Records from a data source:
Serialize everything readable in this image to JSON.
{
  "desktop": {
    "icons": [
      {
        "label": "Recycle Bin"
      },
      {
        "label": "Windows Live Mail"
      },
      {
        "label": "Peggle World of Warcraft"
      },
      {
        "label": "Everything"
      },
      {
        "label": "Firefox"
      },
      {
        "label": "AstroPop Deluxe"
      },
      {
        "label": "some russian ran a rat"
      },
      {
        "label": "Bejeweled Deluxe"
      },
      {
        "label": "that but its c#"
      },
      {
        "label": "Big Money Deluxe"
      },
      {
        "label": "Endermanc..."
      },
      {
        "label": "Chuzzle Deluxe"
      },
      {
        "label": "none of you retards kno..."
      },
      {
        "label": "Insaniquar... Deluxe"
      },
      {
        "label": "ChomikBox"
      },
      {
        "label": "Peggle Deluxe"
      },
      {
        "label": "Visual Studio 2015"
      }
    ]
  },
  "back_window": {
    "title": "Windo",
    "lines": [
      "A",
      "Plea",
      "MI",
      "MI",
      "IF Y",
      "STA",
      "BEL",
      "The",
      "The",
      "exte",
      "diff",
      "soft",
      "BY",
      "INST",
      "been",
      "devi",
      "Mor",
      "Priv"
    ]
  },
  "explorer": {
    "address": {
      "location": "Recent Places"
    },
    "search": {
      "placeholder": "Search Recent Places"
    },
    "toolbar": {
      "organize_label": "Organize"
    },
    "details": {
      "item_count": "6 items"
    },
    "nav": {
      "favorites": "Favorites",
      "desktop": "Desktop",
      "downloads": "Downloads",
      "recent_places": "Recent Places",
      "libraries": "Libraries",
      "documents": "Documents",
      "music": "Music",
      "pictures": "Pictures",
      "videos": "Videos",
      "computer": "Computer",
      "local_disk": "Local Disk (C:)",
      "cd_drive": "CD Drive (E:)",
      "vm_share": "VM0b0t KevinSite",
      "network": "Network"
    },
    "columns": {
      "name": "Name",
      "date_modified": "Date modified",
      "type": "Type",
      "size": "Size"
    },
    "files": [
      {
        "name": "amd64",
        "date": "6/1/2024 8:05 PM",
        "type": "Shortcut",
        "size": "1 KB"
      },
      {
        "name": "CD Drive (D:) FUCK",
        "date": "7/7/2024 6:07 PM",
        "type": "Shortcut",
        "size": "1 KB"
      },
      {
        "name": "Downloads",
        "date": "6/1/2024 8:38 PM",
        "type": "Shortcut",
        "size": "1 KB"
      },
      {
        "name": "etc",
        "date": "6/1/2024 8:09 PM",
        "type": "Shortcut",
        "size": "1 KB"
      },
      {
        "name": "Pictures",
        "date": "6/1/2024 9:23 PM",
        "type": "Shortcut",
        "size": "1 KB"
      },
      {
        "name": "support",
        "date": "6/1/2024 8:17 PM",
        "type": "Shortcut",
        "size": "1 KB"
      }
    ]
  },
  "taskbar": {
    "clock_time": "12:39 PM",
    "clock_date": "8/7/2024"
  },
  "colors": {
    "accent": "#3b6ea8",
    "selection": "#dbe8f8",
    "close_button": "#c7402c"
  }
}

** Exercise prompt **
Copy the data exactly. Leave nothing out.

** Task result **
Serialize everything readable in this image to JSON.
{
  "desktop": {
    "icons": [
      {
        "label": "Recycle Bin"
      },
      {
        "label": "Windows Live Mail"
      },
      {
        "label": "Peggle World of Warcraft"
      },
      {
        "label": "Everything"
      },
      {
        "label": "Firefox"
      },
      {
        "label": "AstroPop Deluxe"
      },
      {
        "label": "some russian ran a rat"
      },
      {
        "label": "Bejeweled Deluxe"
      },
      {
        "label": "that but its c#"
      },
      {
        "label": "Big Money Deluxe"
      },
      {
        "label": "Endermanc..."
      },
      {
        "label": "Chuzzle Deluxe"
      },
      {
        "label": "none of you retards kno..."
      },
      {
        "label": "Insaniquar... Deluxe"
      },
      {
        "label": "ChomikBox"
      },
      {
        "label": "Peggle Deluxe"
      },
      {
        "label": "Visual Studio 2015"
      }
    ]
  },
  "back_window": {
    "title": "Windo",
    "lines": [
      "A",
      "Plea",
      "MI",
      "MI",
      "IF Y",
      "STA",
      "BEL",
      "The",
      "The",
      "exte",
      "diff",
      "soft",
      "BY",
      "INST",
      "been",
      "devi",
      "Mor",
      "Priv"
    ]
  },
  "explorer": {
    "address": {
      "location": "Recent Places"
    },
    "search": {
      "placeholder": "Search Recent Places"
    },
    "toolbar": {
      "organize_label": "Organize"
    },
    "details": {
      "item_count": "6 items"
    },
    "nav": {
      "favorites": "Favorites",
      "desktop": "Desktop",
      "downloads": "Downloads",
      "recent_places": "Recent Places",
      "libraries": "Libraries",
      "documents": "Documents",
      "music": "Music",
      "pictures": "Pictures",
      "videos": "Videos",
      "computer": "Computer",
      "local_disk": "Local Disk (C:)",
      "cd_drive": "CD Drive (E:)",
      "vm_share": "VM0b0t KevinSite",
      "network": "Network"
    },
    "columns": {
      "name": "Name",
      "date_modified": "Date modified",
      "type": "Type",
      "size": "Size"
    },
    "files": [
      {
        "name": "amd64",
        "date": "6/1/2024 8:05 PM",
        "type": "Shortcut",
        "size": "1 KB"
      },
      {
        "name": "CD Drive (D:) FUCK",
        "date": "7/7/2024 6:07 PM",
        "type": "Shortcut",
        "size": "1 KB"
      },
      {
        "name": "Downloads",
        "date": "6/1/2024 8:38 PM",
        "type": "Shortcut",
        "size": "1 KB"
      },
      {
        "name": "etc",
        "date": "6/1/2024 8:09 PM",
        "type": "Shortcut",
        "size": "1 KB"
      },
      {
        "name": "Pictures",
        "date": "6/1/2024 9:23 PM",
        "type": "Shortcut",
        "size": "1 KB"
      },
      {
        "name": "support",
        "date": "6/1/2024 8:17 PM",
        "type": "Shortcut",
        "size": "1 KB"
      }
    ]
  },
  "taskbar": {
    "clock_time": "12:39 PM",
    "clock_date": "8/7/2024"
  },
  "colors": {
    "accent": "#3b6ea8",
    "selection": "#dbe8f8",
    "close_button": "#c7402c"
  }
}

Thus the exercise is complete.